Such a mask mask comes from the Fang. It is called ¬†Ngontang (or Ngontanga). The original Ngontang ¬†mask appeared among the Fang people of Southern Cameroon and Gabon shortly before 1920. It represents a spirit of the dead. visiting as a young white woman from the world beyond. The mask was used to locate sorcerers‚Äìthose who misuse spiritual powers‚Äìbut also danced at feasts, funerals, celebrations of birth, and on the occasion of an important communal decision.¬†Examples exist¬† from one to four faces.
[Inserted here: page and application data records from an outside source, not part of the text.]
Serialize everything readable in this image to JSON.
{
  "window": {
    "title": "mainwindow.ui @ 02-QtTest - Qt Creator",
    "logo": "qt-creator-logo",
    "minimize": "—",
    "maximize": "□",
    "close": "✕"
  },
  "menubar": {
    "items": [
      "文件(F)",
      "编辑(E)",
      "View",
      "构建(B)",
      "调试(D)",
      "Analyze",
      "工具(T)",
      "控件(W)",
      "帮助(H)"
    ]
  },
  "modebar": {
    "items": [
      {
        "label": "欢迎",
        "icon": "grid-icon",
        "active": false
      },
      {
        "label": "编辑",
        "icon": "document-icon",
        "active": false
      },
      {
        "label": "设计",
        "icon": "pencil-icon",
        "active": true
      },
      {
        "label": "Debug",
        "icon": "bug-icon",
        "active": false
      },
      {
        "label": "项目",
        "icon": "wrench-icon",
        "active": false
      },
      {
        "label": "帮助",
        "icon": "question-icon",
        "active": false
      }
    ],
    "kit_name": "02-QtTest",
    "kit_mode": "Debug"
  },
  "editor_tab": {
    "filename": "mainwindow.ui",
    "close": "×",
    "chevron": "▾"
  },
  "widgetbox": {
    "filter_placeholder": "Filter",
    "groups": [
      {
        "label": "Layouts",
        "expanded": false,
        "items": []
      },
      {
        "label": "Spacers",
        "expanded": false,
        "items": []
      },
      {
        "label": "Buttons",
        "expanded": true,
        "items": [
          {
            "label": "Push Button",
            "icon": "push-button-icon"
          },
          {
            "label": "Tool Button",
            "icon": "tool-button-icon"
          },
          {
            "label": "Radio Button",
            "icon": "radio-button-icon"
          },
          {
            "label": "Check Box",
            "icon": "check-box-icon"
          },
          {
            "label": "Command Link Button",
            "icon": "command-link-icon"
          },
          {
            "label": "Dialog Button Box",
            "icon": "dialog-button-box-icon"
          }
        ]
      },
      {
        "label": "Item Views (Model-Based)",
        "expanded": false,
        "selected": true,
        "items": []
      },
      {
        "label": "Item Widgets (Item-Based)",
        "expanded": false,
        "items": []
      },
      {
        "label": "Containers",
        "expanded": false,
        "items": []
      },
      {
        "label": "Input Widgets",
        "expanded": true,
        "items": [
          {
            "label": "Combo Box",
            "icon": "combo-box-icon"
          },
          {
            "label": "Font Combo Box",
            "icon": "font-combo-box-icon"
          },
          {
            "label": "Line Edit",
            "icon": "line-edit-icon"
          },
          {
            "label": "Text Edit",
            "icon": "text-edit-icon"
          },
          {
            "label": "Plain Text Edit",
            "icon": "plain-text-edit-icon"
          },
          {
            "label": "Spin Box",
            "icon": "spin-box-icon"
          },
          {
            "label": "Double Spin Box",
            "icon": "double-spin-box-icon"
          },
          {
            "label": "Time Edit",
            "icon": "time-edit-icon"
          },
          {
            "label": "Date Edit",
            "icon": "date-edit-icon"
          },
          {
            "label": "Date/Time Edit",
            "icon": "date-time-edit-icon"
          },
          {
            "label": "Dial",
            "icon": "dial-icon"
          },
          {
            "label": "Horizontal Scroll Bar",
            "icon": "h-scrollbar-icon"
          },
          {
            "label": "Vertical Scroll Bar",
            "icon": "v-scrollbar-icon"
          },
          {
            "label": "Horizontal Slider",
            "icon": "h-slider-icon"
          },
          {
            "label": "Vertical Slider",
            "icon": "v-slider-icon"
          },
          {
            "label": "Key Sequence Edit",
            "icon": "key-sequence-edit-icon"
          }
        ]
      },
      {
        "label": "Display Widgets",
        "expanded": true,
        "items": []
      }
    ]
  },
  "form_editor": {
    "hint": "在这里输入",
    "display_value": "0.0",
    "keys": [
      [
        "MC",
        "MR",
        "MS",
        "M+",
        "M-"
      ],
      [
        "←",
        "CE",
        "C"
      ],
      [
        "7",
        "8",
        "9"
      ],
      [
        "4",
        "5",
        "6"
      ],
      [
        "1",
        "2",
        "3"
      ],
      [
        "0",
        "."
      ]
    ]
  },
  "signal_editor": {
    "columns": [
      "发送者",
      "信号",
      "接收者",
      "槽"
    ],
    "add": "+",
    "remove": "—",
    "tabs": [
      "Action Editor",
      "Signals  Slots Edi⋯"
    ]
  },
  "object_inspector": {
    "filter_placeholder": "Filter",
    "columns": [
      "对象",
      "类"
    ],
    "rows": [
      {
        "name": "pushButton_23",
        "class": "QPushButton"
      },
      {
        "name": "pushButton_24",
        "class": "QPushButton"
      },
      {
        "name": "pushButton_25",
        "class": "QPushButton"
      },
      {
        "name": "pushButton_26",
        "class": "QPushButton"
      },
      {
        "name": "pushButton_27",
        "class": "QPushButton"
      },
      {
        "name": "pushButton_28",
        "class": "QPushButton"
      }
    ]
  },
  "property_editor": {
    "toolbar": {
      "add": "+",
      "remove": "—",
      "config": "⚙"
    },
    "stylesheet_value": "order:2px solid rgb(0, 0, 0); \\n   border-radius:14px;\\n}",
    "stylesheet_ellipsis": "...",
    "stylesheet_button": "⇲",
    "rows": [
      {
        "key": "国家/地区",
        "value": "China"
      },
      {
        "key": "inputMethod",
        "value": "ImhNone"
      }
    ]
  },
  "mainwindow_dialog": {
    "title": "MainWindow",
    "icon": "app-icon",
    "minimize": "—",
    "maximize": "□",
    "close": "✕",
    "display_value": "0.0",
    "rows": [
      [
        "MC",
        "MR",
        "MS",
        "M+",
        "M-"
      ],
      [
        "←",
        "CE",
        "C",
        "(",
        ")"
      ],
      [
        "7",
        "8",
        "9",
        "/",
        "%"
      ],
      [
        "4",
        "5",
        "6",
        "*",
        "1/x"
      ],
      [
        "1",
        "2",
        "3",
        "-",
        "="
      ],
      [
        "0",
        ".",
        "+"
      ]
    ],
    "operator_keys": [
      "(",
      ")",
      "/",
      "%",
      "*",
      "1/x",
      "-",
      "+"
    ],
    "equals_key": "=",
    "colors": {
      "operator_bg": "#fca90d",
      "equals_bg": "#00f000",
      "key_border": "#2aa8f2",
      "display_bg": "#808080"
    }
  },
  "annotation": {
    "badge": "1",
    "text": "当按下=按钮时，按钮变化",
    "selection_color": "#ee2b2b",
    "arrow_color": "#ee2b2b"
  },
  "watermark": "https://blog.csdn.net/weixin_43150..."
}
The Fang migrated from the northeast over the centuries into the scattered areas in which they live today. They were a fierce people, seizing lands and villages as they spread. Today they number around 80 clans, and are spread over a vast area. Their geographic distribution, and the isolation and autonomy of the individual clans, has helped create many artisitic sub-styles. Each community is headed by a leader related to the founder of the village. They are mostly farmers, and ancestor worship continues to be the glue that binds each village together. The impact of the Fang in creating a wider appreciation for African art cannot be ignored, and viewing one of their masterpieces can be a thrilling and memorable experience.
From the Collection of Robert Pearson, Denver, Colorado
Bob Pearson began collecting African art later in his life.¬†¬†He was an engineer, inveterate climber, and long-time collector of books and paintings.¬†¬†Spurred by the Douglas Society at the Denver Museum of Art, and his friendship with noted collector George Heggarty, he began building an enormous, eclectic collection. His African art library grew to several hundred books.¬†¬†He loved textiles and ‚Äúmaterial culture‚Äù-things that had domestic use, like spoons, cups, stools, and chairs, as well as masks and carvings.¬†¬†His collection included items from more than thirty African countries, and his fine eye gave him pieces ranging from a gold dust scale to huge Dogon figural ladders.¬†¬†Africa Direct is honored to have been chosen to sell them.